Matthew 28:9-12; Mark 16:9-11; Luke 24:9-12; John 20:1-18
The Heart of Mary Magdalene
Mary Magdalene was a lover, the best kind of lover. No, not the “lover” we think of in our day, be it husband and wife caressing in their chaste bed, or conversely two other people wallowing in their filthy sty. Mary Magdalene was a lover of, was deeply in love with, her Lord and Master Jesus Christ. The Scriptures say that he cast seven demons out of her (Mark 16:9; Luke 8:2), and some traditions identify her with the “sinful woman” who “wet his feet with her tears and wiped them with the hair of her head,” kissing and anointing them – the one whom Jesus said, “loved much.” And though we have no word from Scripture that identifies her as such, nor any other source that would verify the tradition, yet it seems to fit her, for she was obviously a woman who loved Jesus very much.
With the other women who went to the tomb early that morning, she too saw the angels and heard their proclamation that Jesus had risen. She as well as the others was told to deliver this news to the disciples, which they did. But Mary was still not satisfied. She ran back to the tomb with Peter and John while the other women departed another way. She could have stayed and tried to convince the men who thought her words were an idle tale or she could have followed the other women to wherever they went rejoicing and praising God. But no, she had to run back to the tomb, and when she did not find his body, the floodgates opened.
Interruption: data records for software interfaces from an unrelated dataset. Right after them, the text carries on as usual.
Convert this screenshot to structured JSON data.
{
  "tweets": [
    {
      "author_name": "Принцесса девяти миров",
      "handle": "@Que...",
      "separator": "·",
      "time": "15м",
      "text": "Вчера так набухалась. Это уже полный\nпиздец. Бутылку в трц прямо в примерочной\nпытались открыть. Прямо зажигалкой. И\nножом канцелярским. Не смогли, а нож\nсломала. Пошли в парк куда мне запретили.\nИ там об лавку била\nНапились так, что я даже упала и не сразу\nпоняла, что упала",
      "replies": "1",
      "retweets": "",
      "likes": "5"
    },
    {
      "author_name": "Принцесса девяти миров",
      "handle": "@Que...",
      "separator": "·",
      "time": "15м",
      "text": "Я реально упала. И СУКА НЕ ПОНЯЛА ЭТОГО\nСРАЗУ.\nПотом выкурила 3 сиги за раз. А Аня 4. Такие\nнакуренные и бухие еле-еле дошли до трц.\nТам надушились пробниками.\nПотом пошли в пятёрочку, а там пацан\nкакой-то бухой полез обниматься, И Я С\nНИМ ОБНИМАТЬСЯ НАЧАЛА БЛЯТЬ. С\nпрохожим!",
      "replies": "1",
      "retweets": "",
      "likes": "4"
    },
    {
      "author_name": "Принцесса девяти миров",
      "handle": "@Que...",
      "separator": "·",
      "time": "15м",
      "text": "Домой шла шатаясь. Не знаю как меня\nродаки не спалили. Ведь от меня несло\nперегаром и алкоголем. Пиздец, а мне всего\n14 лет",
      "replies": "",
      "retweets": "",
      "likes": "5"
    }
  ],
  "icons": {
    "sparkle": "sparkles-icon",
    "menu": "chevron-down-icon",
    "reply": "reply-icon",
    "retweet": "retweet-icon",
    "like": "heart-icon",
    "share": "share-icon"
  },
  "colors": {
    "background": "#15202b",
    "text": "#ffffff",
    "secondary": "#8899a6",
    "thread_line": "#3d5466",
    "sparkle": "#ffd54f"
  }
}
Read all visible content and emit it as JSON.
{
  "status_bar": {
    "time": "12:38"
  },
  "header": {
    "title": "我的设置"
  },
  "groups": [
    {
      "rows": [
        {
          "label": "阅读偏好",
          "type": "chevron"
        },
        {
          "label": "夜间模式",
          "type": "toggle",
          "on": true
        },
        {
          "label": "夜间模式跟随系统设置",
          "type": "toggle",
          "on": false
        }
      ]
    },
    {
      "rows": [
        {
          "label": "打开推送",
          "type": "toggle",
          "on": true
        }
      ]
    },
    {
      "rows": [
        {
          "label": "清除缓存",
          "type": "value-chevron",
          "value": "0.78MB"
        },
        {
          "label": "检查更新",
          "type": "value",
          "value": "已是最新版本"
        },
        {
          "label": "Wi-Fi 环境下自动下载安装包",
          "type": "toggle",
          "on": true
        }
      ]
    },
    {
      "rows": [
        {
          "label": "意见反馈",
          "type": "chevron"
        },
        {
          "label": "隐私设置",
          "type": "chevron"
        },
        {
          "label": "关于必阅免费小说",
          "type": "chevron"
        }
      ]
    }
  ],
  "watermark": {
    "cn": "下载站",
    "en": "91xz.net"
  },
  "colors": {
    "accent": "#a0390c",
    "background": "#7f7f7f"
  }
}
Angels notwithstanding, Mary had to see her Lord, and nothing else would suit her – such was her love for him.
It seems by that time, she was practically beside herself. She took no notice of two angels sitting in, of all places, the tomb, asking her why she was weeping. She did not recognize Jesus the first time he spoke to her. The idea that she could carry off the body of Jesus if someone would only tell her where it was strikes us as improbable. But none of that mattered: Mary was sick with love: “Set me as a seal upon your heart, as a seal upon your arm, for love is strong as death, jealousy is fierce as the grave,” describes Mary perfectly as that love concerned her Lord (Song of Solomon 2:5; 5:8; 8:6).
Compare this with the chief priests and the Roman soldiers who fabricate their cover-up. To them, Mary was just a pathetic grief-stricken woman. How sad it is to live such lives – lives saturated with fear and self-preservation. There was no room in their hardened hearts for love. In short, they were consumed with themselves; Mary was consumed with him.
Each of the four gospels tells its own story about what happened that first Easter morning. As I have said before, the fact that they diverge in some details only speaks to their integrity and authenticity. They each speak of angel(s), who tell the women the good news, and then tell them to inform the disciples. On these most important details, they agree. As to where the angels were sitting or standing, there are some differences but then perhaps the angels did not stay in one place while they delivered the wonderful news.
However, there is one detail that merits attention and that is the women who came to the tomb – not the number or their names, but what happened after they left the tomb. The verses which pose the “problem” are in Matthew 28:9-10 where we are led to believe that Jesus met the women leaving the tomb while on their way to tell the disciples. However, Luke and John seem to indicate that the women went directly to the disciples without meeting Jesus; indeed, John records that Mary Magdalene returned to the tomb with Peter and John, and remained at the tomb after they had left weeping bitterly that she did not know where the Lord’s body was. Surely she would not have done this had she met the Lord along the way to tell the disciples of his resurrection. The best reconstruction seems to be: 1) The women left the tomb to tell the disciples of the resurrection per the angels’ instructions; 2) They arrived where the disciples were hiding and told them the news; 3) Peter and John then ran to the tomb to verify what the women had said while Mary Magdalene ran behind; 4) The other women did not accompany Mary Magdalene on this, her second visit to the tomb; 5) Mary weeps at the tomb because even though the angels had told her the news of Jesus’ rising from the dead, she still could not fully understand what that meant, for they had run to tell the disciples with fear and trembling, and yes, with “great joy,” but perhaps that description fit the other women better than Mary who felt his loss more keenly; 6) While Mary had run with Peter and John to the tomb, the other women left the house going someplace else and met Jesus along the way (as described in Matthew 28:9-10), but without Mary Magdalene; 7) Finally, though Matthew employs language that seems to indicate that the women met Jesus leaving the tomb on their way to tell the disciples, it is not uncommon for the Bible to “collapse” time, meaning that it sometimes does not include a passage of time between events, an example being Luke 24:50-51 in which Luke seems to suggest that Jesus ascended into heaven shortly after rising, but who then tells us in his Acts of the Apostles that there was a forty-day interval between Jesus’ rising from the dead and his ascension into heaven (Acts 1:3). In other words, the very same author of two different books of the Bible illustrates for us this collapsing of time in those books. Perhaps this is not a big deal to you, but if it is, here is a possible solution.